A foundational principle underpinning Black History Month is that in order to move forward, we must recognize the achievements of the heroes from our nation's past. Our nation's narrative should highlight the accomplishments of such historical luminaries as Dr. Martin Luther King Jr., Marcus Garvey, W.E.B. Dubois, Malcolm X, Sojourner Truth, George Washington Carver, and Rosa Parks. Black History Month serves as a reminder that our history books must reflect not only the achievements of our Founding Fathers, but also of those who fought and sacrificed for the cause of equal opportunity for individuals of all colors and backgrounds. This month is a chance for parents and teachers to teach our young people about our African-American heroes of the past and present—and some of these young people will become the heroes of our nation's future.
Progress toward a Brighter Future
The work begun by Mr. Woodson, Mr. Moorland, and the ASNLH in 1926 continues to leave a powerful legacy to this day. Americans can take pride in the numerous milestones that have been reached since then. However, while American society has made headway in securing equal opportunity and justice for all citizens, the struggle is far from over. There is progress to be made and obstacles to be overcome before we can reach, or even approach, Dr. King's vision of a place where people would only be judged by the content of their character, and not by the color of their skin. Black History Month allows us, as a nation, to consider how far we've come and what it took for us to get here. Alas, a month will not be sufficient time to fully appreciate the struggle and the need for greater progress toward Dr. King's vision, but we can at least allow Black History Month to remind us to celebrate diversity and to promote justice and tolerance each and every day.
Connecting to the Classroom
To recognize Black History Month, teachers sometimes put up an extra poster or two in the classroom. However, there are more ways to incorporate Black History Month into the curriculum. One idea is to present lessons specifically featuring prominent events and individuals relating to African-American history and culture. For example, have your students write and illustrate a timeline of major events in African-American history. An alternative strategy would be to allow African-American heroes and history to permeate the curriculum naturally, rather than as a series of isolated lessons. For example, when teaching a unit on poetry analysis, the writings of Langston Hughes would be ideal — both for analysis and inspiration. Your poetry curriculum will be enhanced, while simultaneously honoring an African American author. No matter what the calendar month, take a few moments to see if there is an African American who contributed to the subject your class is studying, and then incorporate his/her work into your curriculum. With this small adjustment, Black History Month can extend long past February.

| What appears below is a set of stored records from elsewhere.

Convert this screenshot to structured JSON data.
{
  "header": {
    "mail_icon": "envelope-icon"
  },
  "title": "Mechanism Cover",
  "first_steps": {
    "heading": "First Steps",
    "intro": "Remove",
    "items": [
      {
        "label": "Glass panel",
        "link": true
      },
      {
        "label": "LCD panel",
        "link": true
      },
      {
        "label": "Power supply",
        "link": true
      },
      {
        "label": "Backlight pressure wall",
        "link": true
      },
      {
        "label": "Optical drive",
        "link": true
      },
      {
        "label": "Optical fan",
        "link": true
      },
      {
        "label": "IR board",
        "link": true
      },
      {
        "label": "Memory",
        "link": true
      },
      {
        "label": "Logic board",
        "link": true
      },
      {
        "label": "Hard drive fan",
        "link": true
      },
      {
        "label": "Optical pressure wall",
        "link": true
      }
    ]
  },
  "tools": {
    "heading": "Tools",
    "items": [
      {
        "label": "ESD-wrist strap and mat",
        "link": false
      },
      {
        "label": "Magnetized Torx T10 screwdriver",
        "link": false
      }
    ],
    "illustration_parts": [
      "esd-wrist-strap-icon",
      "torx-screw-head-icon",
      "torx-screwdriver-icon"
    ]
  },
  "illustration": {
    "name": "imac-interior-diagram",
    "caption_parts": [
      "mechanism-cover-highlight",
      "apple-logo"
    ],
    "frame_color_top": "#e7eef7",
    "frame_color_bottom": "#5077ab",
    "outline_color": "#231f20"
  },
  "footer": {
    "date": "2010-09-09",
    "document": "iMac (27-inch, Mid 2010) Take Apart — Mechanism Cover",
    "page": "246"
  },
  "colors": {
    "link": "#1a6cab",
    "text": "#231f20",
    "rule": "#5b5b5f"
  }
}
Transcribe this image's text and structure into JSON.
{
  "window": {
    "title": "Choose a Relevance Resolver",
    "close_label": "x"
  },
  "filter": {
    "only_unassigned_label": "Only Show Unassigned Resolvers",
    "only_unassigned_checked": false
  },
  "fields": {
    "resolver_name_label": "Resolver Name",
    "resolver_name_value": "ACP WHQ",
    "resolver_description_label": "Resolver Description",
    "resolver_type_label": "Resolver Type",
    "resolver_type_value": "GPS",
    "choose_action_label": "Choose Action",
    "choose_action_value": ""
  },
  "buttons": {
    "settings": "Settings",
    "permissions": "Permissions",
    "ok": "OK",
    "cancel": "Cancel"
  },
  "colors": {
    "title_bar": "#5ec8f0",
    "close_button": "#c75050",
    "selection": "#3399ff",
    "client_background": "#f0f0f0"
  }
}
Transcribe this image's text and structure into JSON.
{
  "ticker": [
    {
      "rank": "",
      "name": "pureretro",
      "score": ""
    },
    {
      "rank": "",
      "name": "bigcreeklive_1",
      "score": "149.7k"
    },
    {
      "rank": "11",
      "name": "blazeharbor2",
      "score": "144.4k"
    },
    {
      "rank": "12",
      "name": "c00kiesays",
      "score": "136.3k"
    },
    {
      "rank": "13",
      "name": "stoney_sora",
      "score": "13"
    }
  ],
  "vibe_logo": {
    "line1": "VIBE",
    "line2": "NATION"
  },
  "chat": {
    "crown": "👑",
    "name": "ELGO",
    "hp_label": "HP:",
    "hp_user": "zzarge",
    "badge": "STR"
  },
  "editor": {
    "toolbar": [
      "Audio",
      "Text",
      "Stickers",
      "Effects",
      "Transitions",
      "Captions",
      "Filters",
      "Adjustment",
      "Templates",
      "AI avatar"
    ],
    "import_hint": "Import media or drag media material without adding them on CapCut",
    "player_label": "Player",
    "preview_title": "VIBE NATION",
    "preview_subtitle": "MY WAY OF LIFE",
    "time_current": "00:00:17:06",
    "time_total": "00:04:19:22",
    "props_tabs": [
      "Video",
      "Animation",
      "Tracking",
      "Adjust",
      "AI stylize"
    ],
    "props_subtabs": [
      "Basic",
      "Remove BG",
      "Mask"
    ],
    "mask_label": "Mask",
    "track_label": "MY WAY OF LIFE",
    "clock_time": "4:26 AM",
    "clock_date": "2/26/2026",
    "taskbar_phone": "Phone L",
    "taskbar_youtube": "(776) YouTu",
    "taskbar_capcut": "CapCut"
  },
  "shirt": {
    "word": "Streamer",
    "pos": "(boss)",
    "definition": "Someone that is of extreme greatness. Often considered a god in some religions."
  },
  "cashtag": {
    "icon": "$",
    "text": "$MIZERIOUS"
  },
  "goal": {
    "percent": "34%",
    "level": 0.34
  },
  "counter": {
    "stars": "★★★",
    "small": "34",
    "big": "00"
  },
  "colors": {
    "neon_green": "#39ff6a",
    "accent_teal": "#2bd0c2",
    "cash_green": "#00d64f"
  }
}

Incorporate Black History Month into Your Lessons:
Pupils in the middle grades can participate in a slew of engaging lessons pertaining to Black History Month. The lessons cover the origins of Black History Month, along with information on many of the lives and events that shaped American history.
Here, pupils will have the opportunity to create a PowerPoint presentation detailing what they have learned about Black History Month. Significant historical events will be featured in various formats, including text, pictures, and animations.